ASSIGNMENT:
Output the whole listing exactly, with no pictures.

PROVIDED DATA:
* * *

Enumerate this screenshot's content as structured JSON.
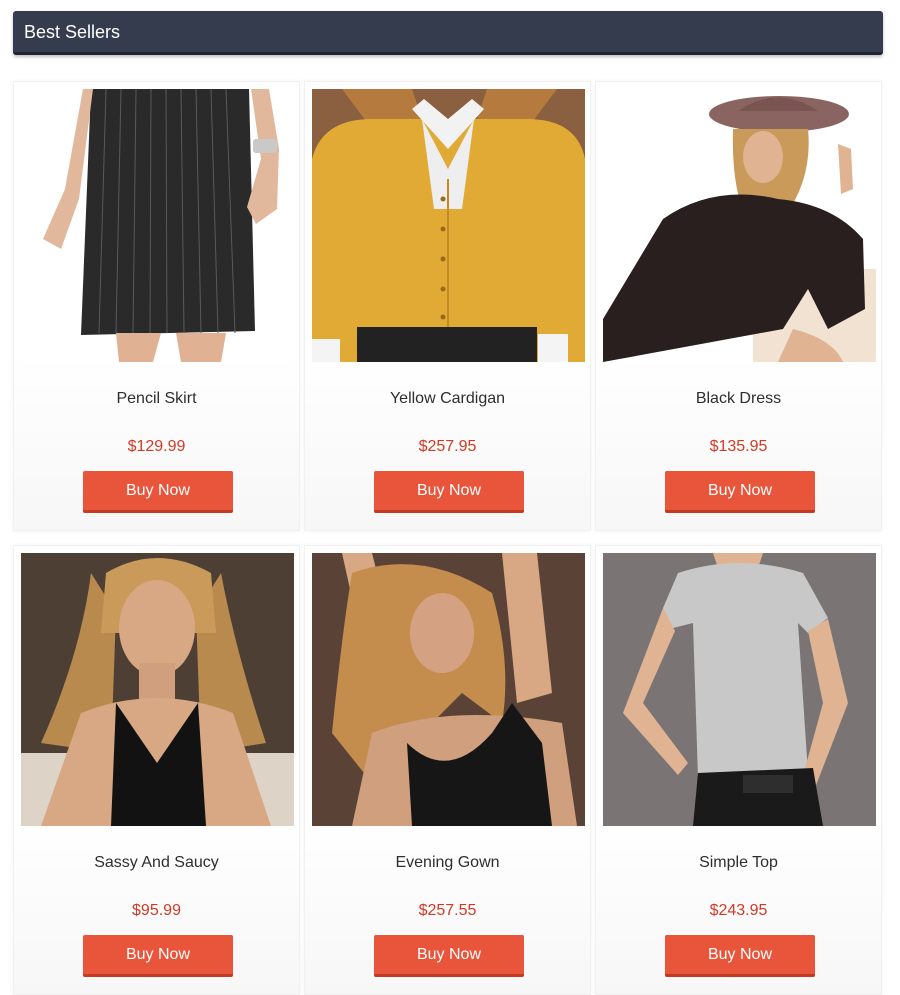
{
  "header": {
    "title": "Best Sellers"
  },
  "products": [
    {
      "name": "Pencil Skirt",
      "price": "$129.99",
      "button": "Buy Now"
    },
    {
      "name": "Yellow Cardigan",
      "price": "$257.95",
      "button": "Buy Now"
    },
    {
      "name": "Black Dress",
      "price": "$135.95",
      "button": "Buy Now"
    },
    {
      "name": "Sassy And Saucy",
      "price": "$95.99",
      "button": "Buy Now"
    },
    {
      "name": "Evening Gown",
      "price": "$257.55",
      "button": "Buy Now"
    },
    {
      "name": "Simple Top",
      "price": "$243.95",
      "button": "Buy Now"
    }
  ],
  "colors": {
    "header_bg": "#343c4d",
    "price": "#d23a26",
    "button_bg": "#e8553a"
  }
}
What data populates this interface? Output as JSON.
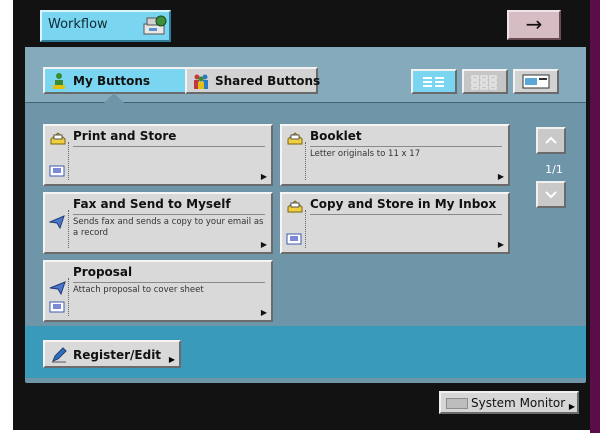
{
  "header": {
    "workflow_label": "Workflow",
    "arrow_label": "→"
  },
  "tabs": {
    "my_buttons": "My Buttons",
    "shared_buttons": "Shared Buttons"
  },
  "buttons": [
    {
      "title": "Print and Store",
      "desc": ""
    },
    {
      "title": "Booklet",
      "desc": "Letter originals to 11 x 17"
    },
    {
      "title": "Fax and Send to Myself",
      "desc": "Sends fax and sends a copy to your email as a record"
    },
    {
      "title": "Copy and Store in My Inbox",
      "desc": ""
    },
    {
      "title": "Proposal",
      "desc": "Attach proposal to cover sheet"
    }
  ],
  "pager": {
    "count": "1/1"
  },
  "footer": {
    "register_label": "Register/Edit",
    "system_monitor_label": "System Monitor"
  },
  "colors": {
    "accent": "#7ad6f0",
    "panel": "#6f95a9",
    "footer_bar": "#3a9ab9"
  }
}
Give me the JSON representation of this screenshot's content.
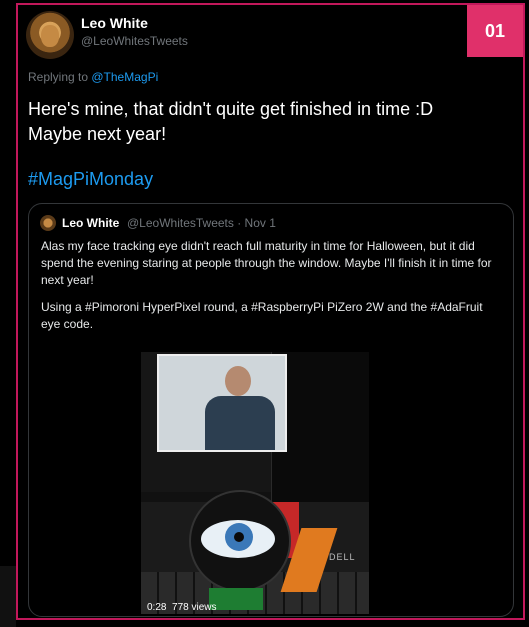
{
  "badge": "01",
  "tweet": {
    "author_name": "Leo White",
    "author_handle": "@LeoWhitesTweets",
    "replying_prefix": "Replying to ",
    "replying_mention": "@TheMagPi",
    "text_line1": "Here's mine, that didn't quite get finished in time :D",
    "text_line2": "Maybe next year!",
    "hashtag": "#MagPiMonday"
  },
  "quote": {
    "author_name": "Leo White",
    "meta": "@LeoWhitesTweets · Nov 1",
    "paragraph1": "Alas my face tracking eye didn't reach full maturity in time for Halloween, but it did spend the evening staring at people through the window. Maybe I'll finish it in time for next year!",
    "paragraph2": "Using a #Pimoroni HyperPixel round, a #RaspberryPi PiZero 2W and the #AdaFruit eye code.",
    "video_time": "0:28",
    "video_views": "778 views",
    "media_brand": "DELL"
  },
  "colors": {
    "accent": "#1d9bf0",
    "badge": "#e0306a",
    "frame": "#c2185b"
  }
}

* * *

ANSWER TO THIS PROBLEM:
Enumerate this screenshot's content as structured JSON.
{
  "header": {
    "title": "Best Sellers"
  },
  "products": [
    {
      "name": "Pencil Skirt",
      "price": "$129.99",
      "button": "Buy Now"
    },
    {
      "name": "Yellow Cardigan",
      "price": "$257.95",
      "button": "Buy Now"
    },
    {
      "name": "Black Dress",
      "price": "$135.95",
      "button": "Buy Now"
    },
    {
      "name": "Sassy And Saucy",
      "price": "$95.99",
      "button": "Buy Now"
    },
    {
      "name": "Evening Gown",
      "price": "$257.55",
      "button": "Buy Now"
    },
    {
      "name": "Simple Top",
      "price": "$243.95",
      "button": "Buy Now"
    }
  ],
  "colors": {
    "header_bg": "#343c4d",
    "price": "#d23a26",
    "button_bg": "#e8553a"
  }
}
What data populates this interface? Output as JSON.
{
  "header": {
    "workflow_label": "Workflow",
    "arrow_label": "→"
  },
  "tabs": {
    "my_buttons": "My Buttons",
    "shared_buttons": "Shared Buttons"
  },
  "buttons": [
    {
      "title": "Print and Store",
      "desc": ""
    },
    {
      "title": "Booklet",
      "desc": "Letter originals to 11 x 17"
    },
    {
      "title": "Fax and Send to Myself",
      "desc": "Sends fax and sends a copy to your email as a record"
    },
    {
      "title": "Copy and Store in My Inbox",
      "desc": ""
    },
    {
      "title": "Proposal",
      "desc": "Attach proposal to cover sheet"
    }
  ],
  "pager": {
    "count": "1/1"
  },
  "footer": {
    "register_label": "Register/Edit",
    "system_monitor_label": "System Monitor"
  },
  "colors": {
    "accent": "#7ad6f0",
    "panel": "#6f95a9",
    "footer_bar": "#3a9ab9"
  }
}
Give me the JSON representation of this screenshot's content.
{
  "badge": "01",
  "tweet": {
    "author_name": "Leo White",
    "author_handle": "@LeoWhitesTweets",
    "replying_prefix": "Replying to ",
    "replying_mention": "@TheMagPi",
    "text_line1": "Here's mine, that didn't quite get finished in time :D",
    "text_line2": "Maybe next year!",
    "hashtag": "#MagPiMonday"
  },
  "quote": {
    "author_name": "Leo White",
    "meta": "@LeoWhitesTweets · Nov 1",
    "paragraph1": "Alas my face tracking eye didn't reach full maturity in time for Halloween, but it did spend the evening staring at people through the window. Maybe I'll finish it in time for next year!",
    "paragraph2": "Using a #Pimoroni HyperPixel round, a #RaspberryPi PiZero 2W and the #AdaFruit eye code.",
    "video_time": "0:28",
    "video_views": "778 views",
    "media_brand": "DELL"
  },
  "colors": {
    "accent": "#1d9bf0",
    "badge": "#e0306a",
    "frame": "#c2185b"
  }
}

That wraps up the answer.